If you’re bold and enjoy experimenting, you should do just that! Mess around until you find the blend that makes you say WOW. The ONLY time you shouldn’t flour blend: you only have one safe flour to work with. We completely understand that some people have a limited range of safe foods. For everyone else, BLEND.
Lightweight Flours: Arrowroot Powder, Corn Starch, Potato Starch, Tapioca Starch
Medium Weight Flours: Fava Bean, Garbanzo Bean, Millet, Oat, Quinoa, Sorghum, White Rice
Heavyweight Flours: Almond, Amaranth, Brown Rice, Buckwheat, Coconut, Corn, Teff
But How Do I Choose?
Well, select what seems interesting to you. Also, be prepared to make a lot of mistakes. That’s half the fun. If you’re not up for experimenting, purchase cookbooks, join memberships like RAISE, follow bloggers online, take a class, etc. All of those items can help you improve you gluten free baking skills.
When we first started, we were big into buckwheat. Then it evolved into the coolest experiment of all time: brownies. I did single flour bakes of a basic brownie recipe and we learned what we liked and what we didn’t like. From there, I just kept blending.
I will also add: there are several items we don’t use due to allergies in our home. This includes (but isn’t limited to) rice flour, corn flour, and coconut flour. It’s rare that we’ll call for any of these.
Flour Blending When You’re Paleo/Grain Free
When you’re following a paleo diet, it may seem harder to blend, but it really isn’t. All you need is arrowroot, cassava, and tiger nut flour (not a nut). With those three items, I promise, you can make magic.
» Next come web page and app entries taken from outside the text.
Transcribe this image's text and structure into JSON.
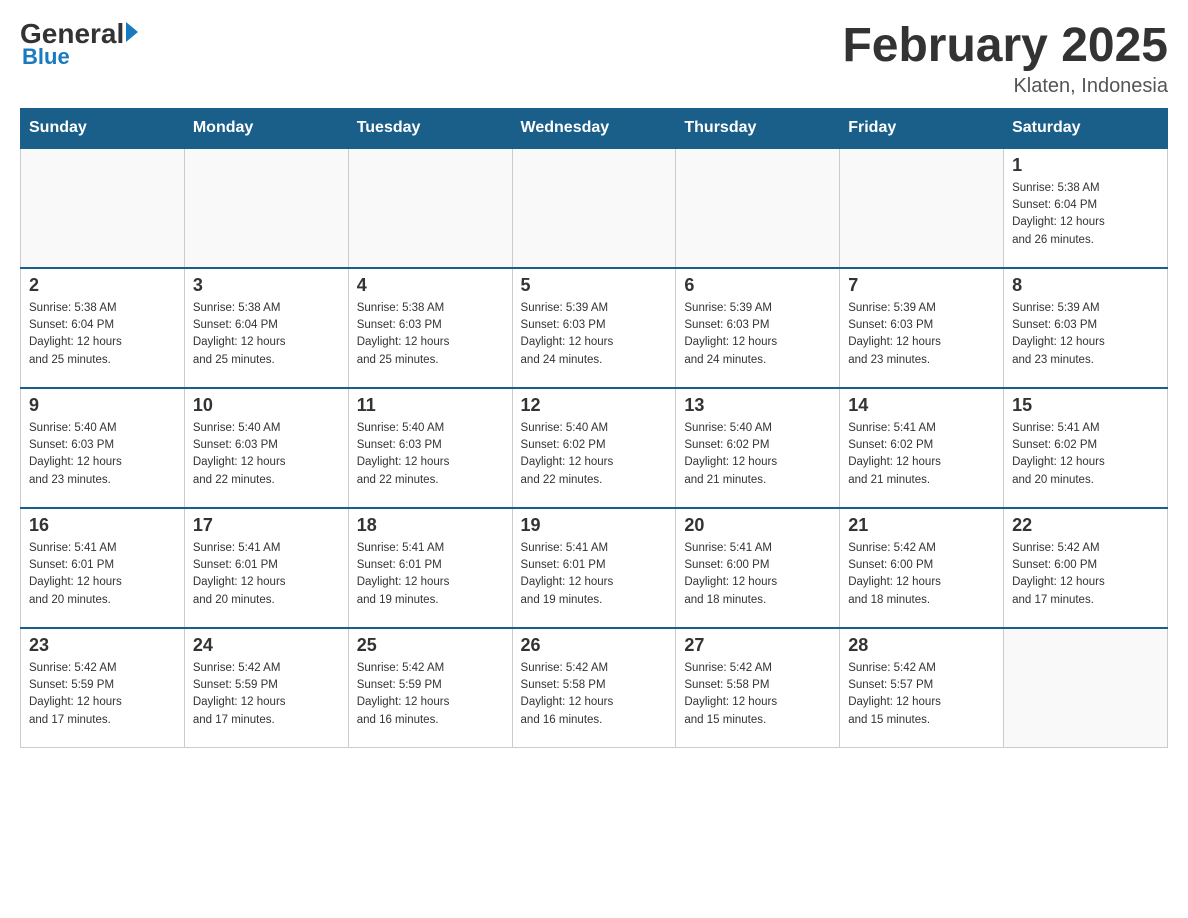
{
  "header": {
    "logo_general": "General",
    "logo_blue": "Blue",
    "month_title": "February 2025",
    "location": "Klaten, Indonesia"
  },
  "days_of_week": [
    "Sunday",
    "Monday",
    "Tuesday",
    "Wednesday",
    "Thursday",
    "Friday",
    "Saturday"
  ],
  "weeks": [
    [
      {
        "day": "",
        "info": ""
      },
      {
        "day": "",
        "info": ""
      },
      {
        "day": "",
        "info": ""
      },
      {
        "day": "",
        "info": ""
      },
      {
        "day": "",
        "info": ""
      },
      {
        "day": "",
        "info": ""
      },
      {
        "day": "1",
        "info": "Sunrise: 5:38 AM\nSunset: 6:04 PM\nDaylight: 12 hours\nand 26 minutes."
      }
    ],
    [
      {
        "day": "2",
        "info": "Sunrise: 5:38 AM\nSunset: 6:04 PM\nDaylight: 12 hours\nand 25 minutes."
      },
      {
        "day": "3",
        "info": "Sunrise: 5:38 AM\nSunset: 6:04 PM\nDaylight: 12 hours\nand 25 minutes."
      },
      {
        "day": "4",
        "info": "Sunrise: 5:38 AM\nSunset: 6:03 PM\nDaylight: 12 hours\nand 25 minutes."
      },
      {
        "day": "5",
        "info": "Sunrise: 5:39 AM\nSunset: 6:03 PM\nDaylight: 12 hours\nand 24 minutes."
      },
      {
        "day": "6",
        "info": "Sunrise: 5:39 AM\nSunset: 6:03 PM\nDaylight: 12 hours\nand 24 minutes."
      },
      {
        "day": "7",
        "info": "Sunrise: 5:39 AM\nSunset: 6:03 PM\nDaylight: 12 hours\nand 23 minutes."
      },
      {
        "day": "8",
        "info": "Sunrise: 5:39 AM\nSunset: 6:03 PM\nDaylight: 12 hours\nand 23 minutes."
      }
    ],
    [
      {
        "day": "9",
        "info": "Sunrise: 5:40 AM\nSunset: 6:03 PM\nDaylight: 12 hours\nand 23 minutes."
      },
      {
        "day": "10",
        "info": "Sunrise: 5:40 AM\nSunset: 6:03 PM\nDaylight: 12 hours\nand 22 minutes."
      },
      {
        "day": "11",
        "info": "Sunrise: 5:40 AM\nSunset: 6:03 PM\nDaylight: 12 hours\nand 22 minutes."
      },
      {
        "day": "12",
        "info": "Sunrise: 5:40 AM\nSunset: 6:02 PM\nDaylight: 12 hours\nand 22 minutes."
      },
      {
        "day": "13",
        "info": "Sunrise: 5:40 AM\nSunset: 6:02 PM\nDaylight: 12 hours\nand 21 minutes."
      },
      {
        "day": "14",
        "info": "Sunrise: 5:41 AM\nSunset: 6:02 PM\nDaylight: 12 hours\nand 21 minutes."
      },
      {
        "day": "15",
        "info": "Sunrise: 5:41 AM\nSunset: 6:02 PM\nDaylight: 12 hours\nand 20 minutes."
      }
    ],
    [
      {
        "day": "16",
        "info": "Sunrise: 5:41 AM\nSunset: 6:01 PM\nDaylight: 12 hours\nand 20 minutes."
      },
      {
        "day": "17",
        "info": "Sunrise: 5:41 AM\nSunset: 6:01 PM\nDaylight: 12 hours\nand 20 minutes."
      },
      {
        "day": "18",
        "info": "Sunrise: 5:41 AM\nSunset: 6:01 PM\nDaylight: 12 hours\nand 19 minutes."
      },
      {
        "day": "19",
        "info": "Sunrise: 5:41 AM\nSunset: 6:01 PM\nDaylight: 12 hours\nand 19 minutes."
      },
      {
        "day": "20",
        "info": "Sunrise: 5:41 AM\nSunset: 6:00 PM\nDaylight: 12 hours\nand 18 minutes."
      },
      {
        "day": "21",
        "info": "Sunrise: 5:42 AM\nSunset: 6:00 PM\nDaylight: 12 hours\nand 18 minutes."
      },
      {
        "day": "22",
        "info": "Sunrise: 5:42 AM\nSunset: 6:00 PM\nDaylight: 12 hours\nand 17 minutes."
      }
    ],
    [
      {
        "day": "23",
        "info": "Sunrise: 5:42 AM\nSunset: 5:59 PM\nDaylight: 12 hours\nand 17 minutes."
      },
      {
        "day": "24",
        "info": "Sunrise: 5:42 AM\nSunset: 5:59 PM\nDaylight: 12 hours\nand 17 minutes."
      },
      {
        "day": "25",
        "info": "Sunrise: 5:42 AM\nSunset: 5:59 PM\nDaylight: 12 hours\nand 16 minutes."
      },
      {
        "day": "26",
        "info": "Sunrise: 5:42 AM\nSunset: 5:58 PM\nDaylight: 12 hours\nand 16 minutes."
      },
      {
        "day": "27",
        "info": "Sunrise: 5:42 AM\nSunset: 5:58 PM\nDaylight: 12 hours\nand 15 minutes."
      },
      {
        "day": "28",
        "info": "Sunrise: 5:42 AM\nSunset: 5:57 PM\nDaylight: 12 hours\nand 15 minutes."
      },
      {
        "day": "",
        "info": ""
      }
    ]
  ]
}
Many paleo recipe developers will call for nut flours and coconut flour. We purposely choose to avoid these to make our recipes available to those who may be allergy + special diet.
How Do I Know This Will Work?
We started a bakery and have had thousands of people WITHOUT food allergies say it’s hands down the best cake they’ve ever eaten in their life. We have other gluten free bloggers tell us it’s the best thing they’ve ever eaten in their life. We’ve had customers tell us “I can die now” implying their life is complete now that they’ve eaten our cupcakes.
We’ve made bread, brownies, cakes, pies, biscuits, tarts, and so much more using the blending technique. You can find our gluten free recipes here on RAISE, and in our 6 cookbooks. If you need more assistance, 1-on-1 Consulting may be just what you need. You can contact us for more details about that.
Happy Blending & Baking!!